“One Day in the Life of Ivan Denisovich” has a sentence in it that I think is appropriate for this situation:
Can a person that is not in pain, and not dying, truly relate to the person who is in pain and dying?
I realize that making a bold statement like this could cost me readers, it will cost me HUGE amounts of disdain from those that I love that are religious. I’m not saying these things to cause dissension. I’m saying this because no one knows the journey we each have to walk through. Only the person going through it really knows.
Love and prayers to Brittany’s family.
We are nostalgic, I think, not for old times, but for old dreams.
Our dreams can be many things, but I tend to think that MY dreams are my subconscious, attempting to work out conflicting issues, or perhaps remembering an instance, whether it be good or bad, and working through it. So I do not take them seriously as “signs.”

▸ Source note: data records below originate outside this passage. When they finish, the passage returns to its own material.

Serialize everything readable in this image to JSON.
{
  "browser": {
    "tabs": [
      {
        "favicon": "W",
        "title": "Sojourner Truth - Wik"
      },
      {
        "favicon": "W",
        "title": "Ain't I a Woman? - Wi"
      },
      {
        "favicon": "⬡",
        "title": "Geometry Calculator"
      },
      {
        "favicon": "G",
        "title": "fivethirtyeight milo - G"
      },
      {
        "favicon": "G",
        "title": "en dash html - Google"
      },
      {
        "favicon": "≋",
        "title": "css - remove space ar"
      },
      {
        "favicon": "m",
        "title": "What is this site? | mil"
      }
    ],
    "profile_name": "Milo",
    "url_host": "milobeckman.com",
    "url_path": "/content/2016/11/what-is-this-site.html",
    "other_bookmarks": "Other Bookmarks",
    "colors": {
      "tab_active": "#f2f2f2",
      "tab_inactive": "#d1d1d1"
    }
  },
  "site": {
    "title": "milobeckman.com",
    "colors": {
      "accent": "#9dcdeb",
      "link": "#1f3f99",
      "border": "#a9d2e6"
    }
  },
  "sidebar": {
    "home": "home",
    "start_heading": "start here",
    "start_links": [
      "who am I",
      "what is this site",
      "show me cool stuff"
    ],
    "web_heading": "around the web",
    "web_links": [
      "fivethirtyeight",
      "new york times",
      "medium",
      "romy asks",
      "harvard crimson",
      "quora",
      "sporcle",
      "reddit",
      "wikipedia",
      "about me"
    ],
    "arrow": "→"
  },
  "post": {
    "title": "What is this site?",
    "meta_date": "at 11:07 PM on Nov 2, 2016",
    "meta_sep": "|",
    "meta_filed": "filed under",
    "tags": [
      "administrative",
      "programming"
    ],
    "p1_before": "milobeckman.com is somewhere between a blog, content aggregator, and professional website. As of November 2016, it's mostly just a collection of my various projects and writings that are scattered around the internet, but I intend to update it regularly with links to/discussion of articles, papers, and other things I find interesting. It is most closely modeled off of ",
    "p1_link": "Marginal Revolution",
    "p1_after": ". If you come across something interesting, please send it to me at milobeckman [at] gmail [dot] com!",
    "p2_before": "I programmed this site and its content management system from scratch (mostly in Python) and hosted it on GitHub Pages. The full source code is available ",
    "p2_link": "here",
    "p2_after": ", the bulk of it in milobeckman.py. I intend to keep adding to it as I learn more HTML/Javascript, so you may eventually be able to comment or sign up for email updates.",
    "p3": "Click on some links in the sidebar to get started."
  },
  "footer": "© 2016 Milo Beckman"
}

I enjoy my dreams, for the most part. Once in awhile I enjoy leaving them. Randomly I dream about haunted houses (spooky and I awaken frightened), seeing people that were dead and aren’t. They are usually doing something, not looking at me, but I am looking at them. Again, it’s my soul working it out. Once I had this strange dream about a grandfather I’d never met. I said, “I thought you were dead, that’s what everyone said.” He just said, “I know, but I’m not.” I found my grandmother and told her and said, “you said he was dead.” She said, “I know…he’s not.” (Makes you want to laugh, doesn’t it?)
I have read that we are the universe. This is true to an extent, no one can experience the same thing we experience, their perspective is different, they are standing next to you, so they see everything from an entirely different point of view, even at those few feet. So, we see things from our own perspective and make use (or dispose) of the experience in our life.
While this quote by Robert Brault is probably written with experiences in mind, I found it to be an answer to my random dreams.